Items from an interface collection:
━━━━━━

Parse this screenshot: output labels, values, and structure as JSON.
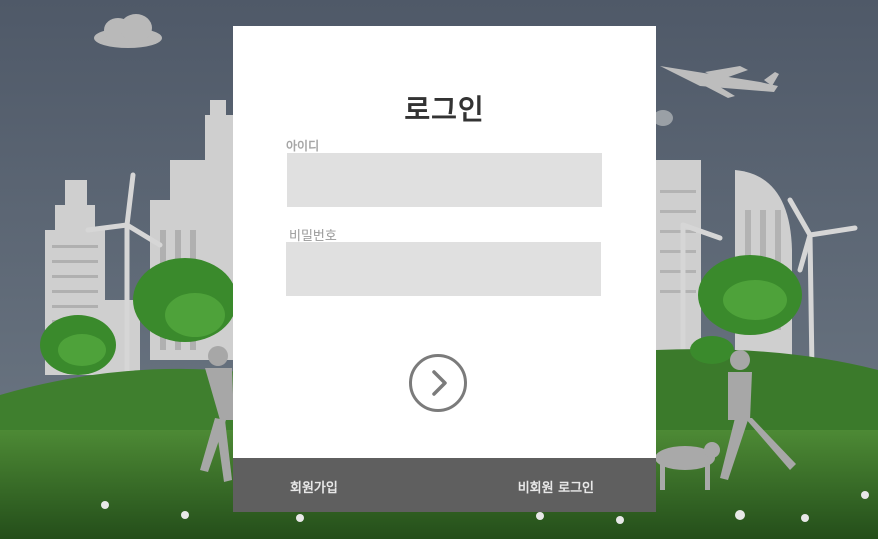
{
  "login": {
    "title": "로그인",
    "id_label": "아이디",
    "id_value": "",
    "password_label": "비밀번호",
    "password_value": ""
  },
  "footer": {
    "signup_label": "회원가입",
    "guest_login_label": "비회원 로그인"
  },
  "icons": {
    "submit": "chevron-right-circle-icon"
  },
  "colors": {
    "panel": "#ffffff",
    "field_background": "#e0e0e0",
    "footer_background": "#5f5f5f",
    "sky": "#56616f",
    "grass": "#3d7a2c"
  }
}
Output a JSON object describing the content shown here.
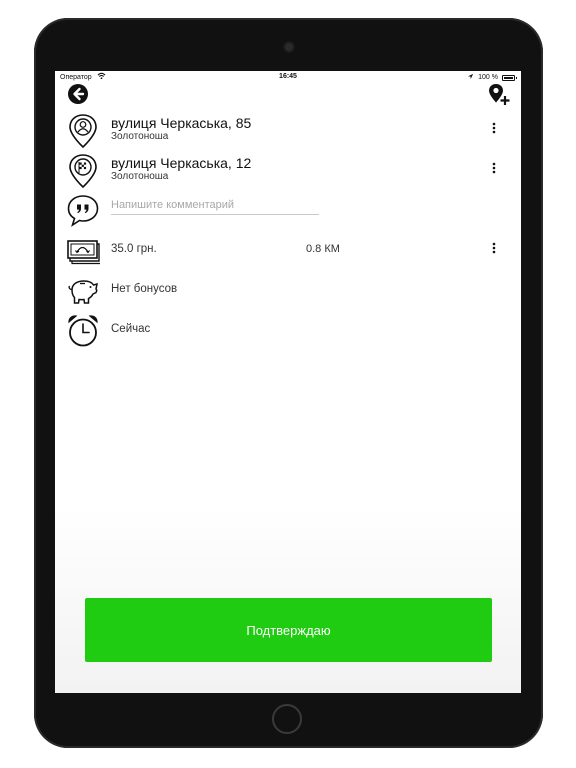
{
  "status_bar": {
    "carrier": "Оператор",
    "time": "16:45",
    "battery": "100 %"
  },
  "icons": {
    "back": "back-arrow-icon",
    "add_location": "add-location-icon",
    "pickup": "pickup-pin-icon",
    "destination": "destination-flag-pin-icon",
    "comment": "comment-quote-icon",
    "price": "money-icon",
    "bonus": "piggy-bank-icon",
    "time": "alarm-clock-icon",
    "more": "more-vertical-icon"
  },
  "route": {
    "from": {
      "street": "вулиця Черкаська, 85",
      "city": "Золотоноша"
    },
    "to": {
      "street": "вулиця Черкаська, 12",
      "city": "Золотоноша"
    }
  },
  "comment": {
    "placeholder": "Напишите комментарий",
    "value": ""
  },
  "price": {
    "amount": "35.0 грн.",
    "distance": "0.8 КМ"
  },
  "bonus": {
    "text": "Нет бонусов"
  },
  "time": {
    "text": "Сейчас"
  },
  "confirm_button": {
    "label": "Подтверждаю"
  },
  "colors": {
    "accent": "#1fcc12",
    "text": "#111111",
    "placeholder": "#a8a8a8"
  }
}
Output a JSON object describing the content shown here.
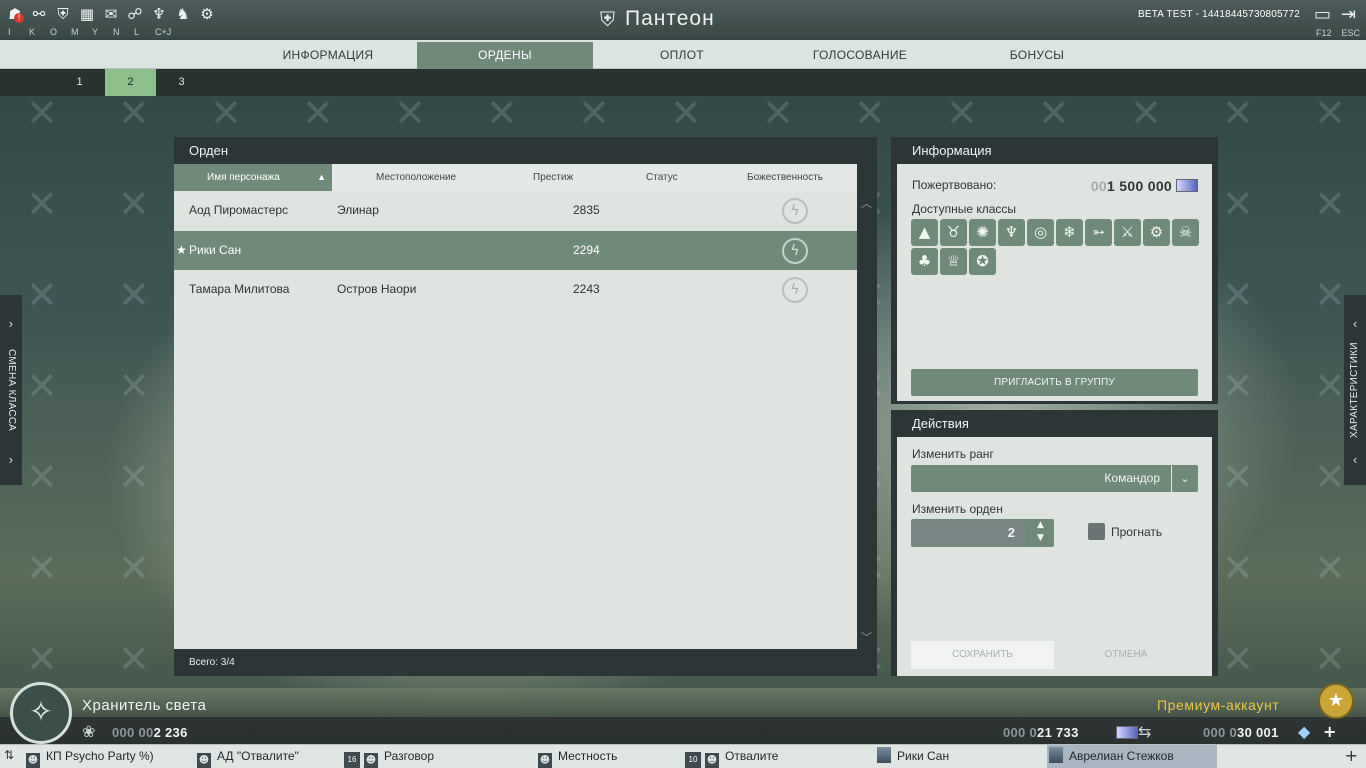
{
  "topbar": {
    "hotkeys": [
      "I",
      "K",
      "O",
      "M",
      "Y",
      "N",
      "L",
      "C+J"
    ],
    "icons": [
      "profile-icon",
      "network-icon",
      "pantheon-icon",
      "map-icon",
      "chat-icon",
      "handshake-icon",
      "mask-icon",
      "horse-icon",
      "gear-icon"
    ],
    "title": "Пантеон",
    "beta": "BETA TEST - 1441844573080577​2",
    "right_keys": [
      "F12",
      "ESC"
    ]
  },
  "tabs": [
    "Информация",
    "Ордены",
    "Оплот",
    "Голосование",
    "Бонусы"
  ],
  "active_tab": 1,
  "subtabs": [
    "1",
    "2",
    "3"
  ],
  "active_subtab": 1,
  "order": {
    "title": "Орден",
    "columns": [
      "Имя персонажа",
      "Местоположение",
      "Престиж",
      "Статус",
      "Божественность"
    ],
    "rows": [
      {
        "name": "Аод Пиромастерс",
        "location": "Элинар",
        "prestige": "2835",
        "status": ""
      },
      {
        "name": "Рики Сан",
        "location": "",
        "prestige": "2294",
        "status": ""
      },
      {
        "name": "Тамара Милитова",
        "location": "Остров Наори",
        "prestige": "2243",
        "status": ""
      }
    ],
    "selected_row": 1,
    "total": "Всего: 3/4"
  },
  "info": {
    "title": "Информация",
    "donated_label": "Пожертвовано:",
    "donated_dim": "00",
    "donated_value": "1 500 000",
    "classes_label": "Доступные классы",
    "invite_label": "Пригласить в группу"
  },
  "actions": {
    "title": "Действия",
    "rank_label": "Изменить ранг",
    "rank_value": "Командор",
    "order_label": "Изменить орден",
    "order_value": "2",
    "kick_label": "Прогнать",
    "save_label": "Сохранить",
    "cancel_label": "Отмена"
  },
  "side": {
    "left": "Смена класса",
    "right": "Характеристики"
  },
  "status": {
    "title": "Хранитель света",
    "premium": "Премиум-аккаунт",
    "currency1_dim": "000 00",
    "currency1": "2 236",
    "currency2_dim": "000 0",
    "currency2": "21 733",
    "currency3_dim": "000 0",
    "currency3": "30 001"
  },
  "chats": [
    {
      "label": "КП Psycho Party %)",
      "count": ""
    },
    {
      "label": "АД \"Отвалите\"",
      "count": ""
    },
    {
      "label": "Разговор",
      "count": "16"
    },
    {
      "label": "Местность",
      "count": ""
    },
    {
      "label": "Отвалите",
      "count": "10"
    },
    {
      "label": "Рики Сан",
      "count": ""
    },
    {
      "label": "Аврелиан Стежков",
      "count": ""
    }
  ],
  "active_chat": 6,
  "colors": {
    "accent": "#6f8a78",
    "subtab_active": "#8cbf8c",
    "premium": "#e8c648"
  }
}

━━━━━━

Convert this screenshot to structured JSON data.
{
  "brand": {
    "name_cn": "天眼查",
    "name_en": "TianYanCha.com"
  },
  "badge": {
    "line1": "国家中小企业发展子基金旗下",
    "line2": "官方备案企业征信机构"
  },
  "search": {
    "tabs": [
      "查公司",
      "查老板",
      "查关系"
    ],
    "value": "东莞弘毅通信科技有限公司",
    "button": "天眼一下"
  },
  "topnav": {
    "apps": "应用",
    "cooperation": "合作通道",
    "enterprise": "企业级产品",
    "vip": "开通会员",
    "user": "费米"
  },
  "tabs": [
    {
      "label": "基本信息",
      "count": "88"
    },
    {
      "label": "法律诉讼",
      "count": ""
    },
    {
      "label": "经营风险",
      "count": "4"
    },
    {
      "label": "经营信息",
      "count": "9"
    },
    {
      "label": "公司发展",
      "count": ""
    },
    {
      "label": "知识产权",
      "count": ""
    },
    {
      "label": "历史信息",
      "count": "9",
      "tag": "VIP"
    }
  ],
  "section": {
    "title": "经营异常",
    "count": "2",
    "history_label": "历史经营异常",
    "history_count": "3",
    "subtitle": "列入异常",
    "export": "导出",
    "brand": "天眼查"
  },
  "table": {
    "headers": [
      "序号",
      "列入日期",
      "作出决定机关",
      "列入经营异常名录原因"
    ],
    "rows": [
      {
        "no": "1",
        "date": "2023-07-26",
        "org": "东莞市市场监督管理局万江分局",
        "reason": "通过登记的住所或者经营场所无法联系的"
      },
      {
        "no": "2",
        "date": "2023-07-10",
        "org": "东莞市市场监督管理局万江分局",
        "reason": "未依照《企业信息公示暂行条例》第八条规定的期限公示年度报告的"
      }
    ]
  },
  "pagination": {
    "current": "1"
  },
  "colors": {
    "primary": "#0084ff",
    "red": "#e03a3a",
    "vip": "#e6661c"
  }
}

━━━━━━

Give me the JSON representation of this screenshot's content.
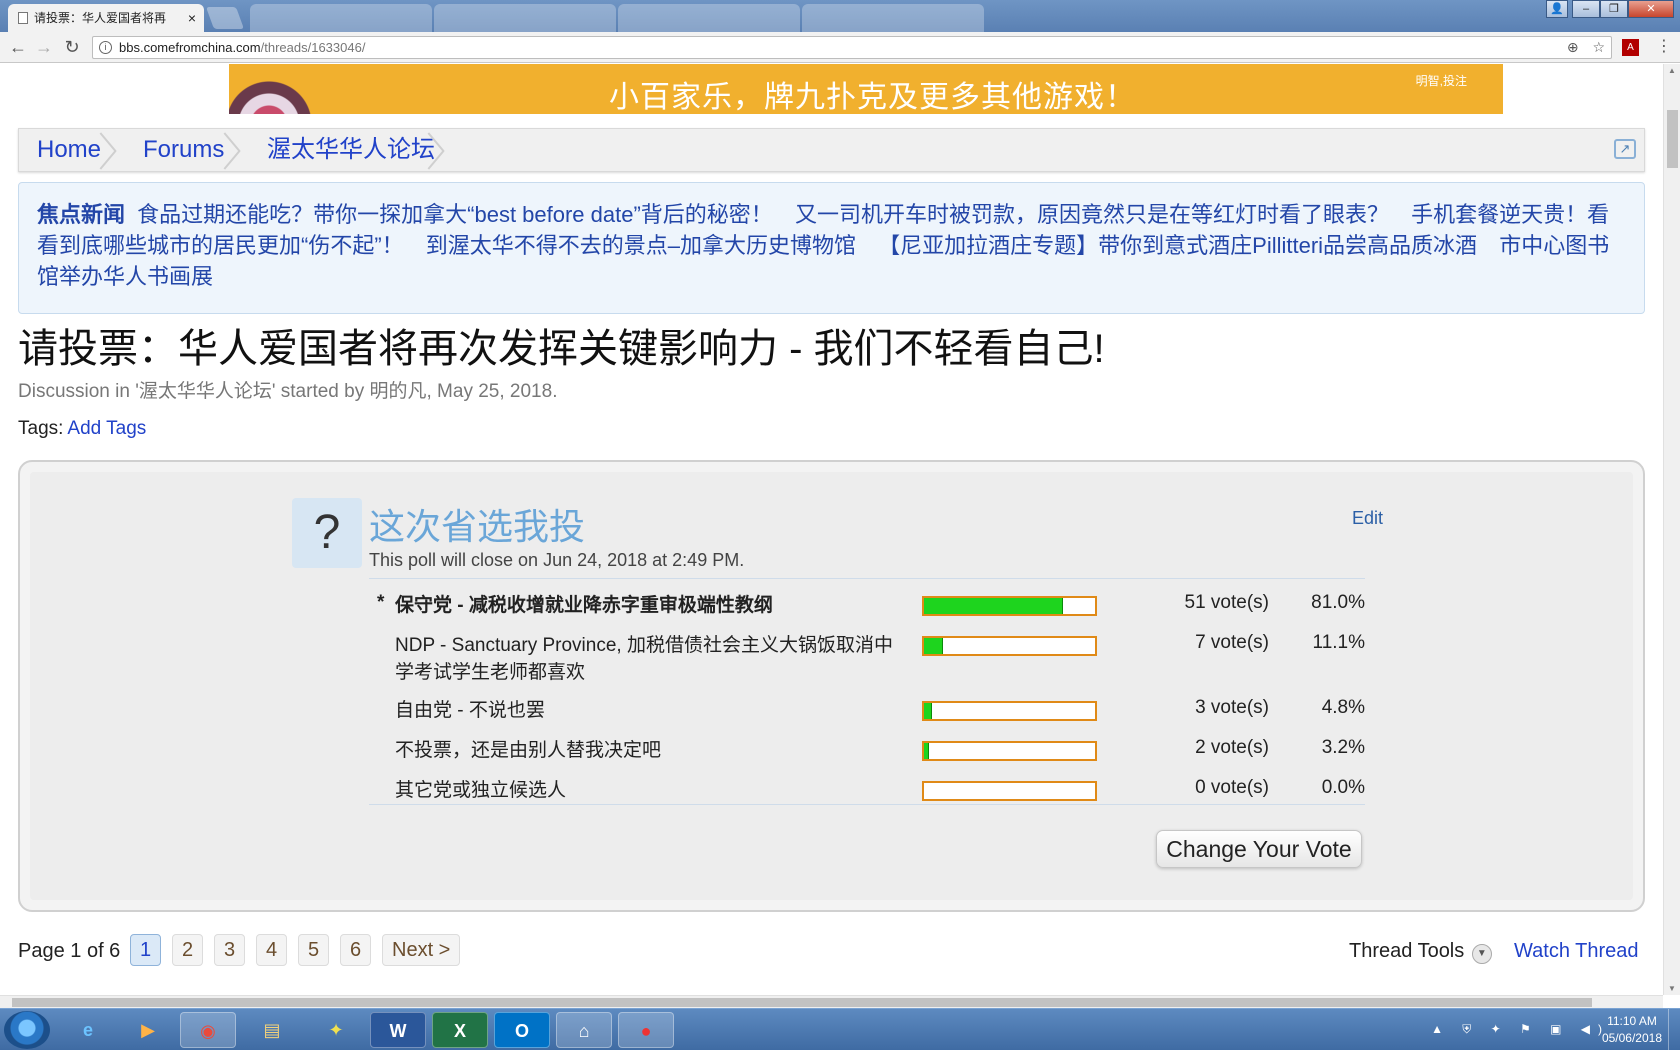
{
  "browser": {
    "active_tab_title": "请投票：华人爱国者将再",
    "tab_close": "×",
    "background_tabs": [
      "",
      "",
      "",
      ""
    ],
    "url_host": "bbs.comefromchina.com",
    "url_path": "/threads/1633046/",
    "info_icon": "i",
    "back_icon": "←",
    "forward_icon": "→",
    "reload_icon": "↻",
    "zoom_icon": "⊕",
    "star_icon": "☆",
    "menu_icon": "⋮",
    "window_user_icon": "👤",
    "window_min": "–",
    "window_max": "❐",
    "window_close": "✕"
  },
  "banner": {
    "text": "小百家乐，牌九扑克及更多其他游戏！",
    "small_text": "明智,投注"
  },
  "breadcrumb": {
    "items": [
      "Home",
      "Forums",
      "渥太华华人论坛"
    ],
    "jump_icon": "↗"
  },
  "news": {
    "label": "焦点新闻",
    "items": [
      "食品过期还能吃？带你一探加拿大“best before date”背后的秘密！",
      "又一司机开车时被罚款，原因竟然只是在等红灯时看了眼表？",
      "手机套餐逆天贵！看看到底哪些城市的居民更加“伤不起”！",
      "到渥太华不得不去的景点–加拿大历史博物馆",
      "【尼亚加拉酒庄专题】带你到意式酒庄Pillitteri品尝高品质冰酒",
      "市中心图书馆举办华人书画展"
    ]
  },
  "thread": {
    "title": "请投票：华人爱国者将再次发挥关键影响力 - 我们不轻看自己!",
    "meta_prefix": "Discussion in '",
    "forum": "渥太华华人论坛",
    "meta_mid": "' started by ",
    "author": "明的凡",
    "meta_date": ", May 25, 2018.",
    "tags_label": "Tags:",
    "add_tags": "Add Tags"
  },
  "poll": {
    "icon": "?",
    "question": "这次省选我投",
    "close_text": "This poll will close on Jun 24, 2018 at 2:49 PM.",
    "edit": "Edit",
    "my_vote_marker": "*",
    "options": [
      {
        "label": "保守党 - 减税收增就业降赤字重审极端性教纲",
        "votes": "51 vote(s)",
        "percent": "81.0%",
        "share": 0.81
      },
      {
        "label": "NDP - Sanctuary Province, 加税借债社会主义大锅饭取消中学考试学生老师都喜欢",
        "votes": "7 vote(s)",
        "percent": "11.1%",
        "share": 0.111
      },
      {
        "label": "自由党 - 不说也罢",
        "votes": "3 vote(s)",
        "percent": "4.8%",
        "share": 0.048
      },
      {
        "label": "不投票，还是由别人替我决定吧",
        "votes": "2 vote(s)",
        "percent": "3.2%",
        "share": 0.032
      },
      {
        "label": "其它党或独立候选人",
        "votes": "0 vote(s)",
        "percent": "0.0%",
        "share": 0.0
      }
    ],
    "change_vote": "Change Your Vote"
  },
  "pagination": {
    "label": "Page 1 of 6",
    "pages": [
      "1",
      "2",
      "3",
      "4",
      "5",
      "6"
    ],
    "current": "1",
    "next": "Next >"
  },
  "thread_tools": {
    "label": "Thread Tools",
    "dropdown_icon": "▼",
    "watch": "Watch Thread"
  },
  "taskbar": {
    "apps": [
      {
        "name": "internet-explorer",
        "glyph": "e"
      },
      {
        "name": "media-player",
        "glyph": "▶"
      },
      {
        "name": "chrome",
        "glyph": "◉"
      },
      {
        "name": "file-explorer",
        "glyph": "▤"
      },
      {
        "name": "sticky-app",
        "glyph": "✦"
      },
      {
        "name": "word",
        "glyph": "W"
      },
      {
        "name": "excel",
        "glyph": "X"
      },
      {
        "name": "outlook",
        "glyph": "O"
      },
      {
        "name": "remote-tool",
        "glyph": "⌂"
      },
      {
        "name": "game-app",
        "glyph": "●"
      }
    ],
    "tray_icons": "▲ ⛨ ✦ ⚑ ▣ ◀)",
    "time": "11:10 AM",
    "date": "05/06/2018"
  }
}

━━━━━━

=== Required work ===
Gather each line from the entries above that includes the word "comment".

=== Task output ===
    "comment": "comment-quote-icon",
  "comment": {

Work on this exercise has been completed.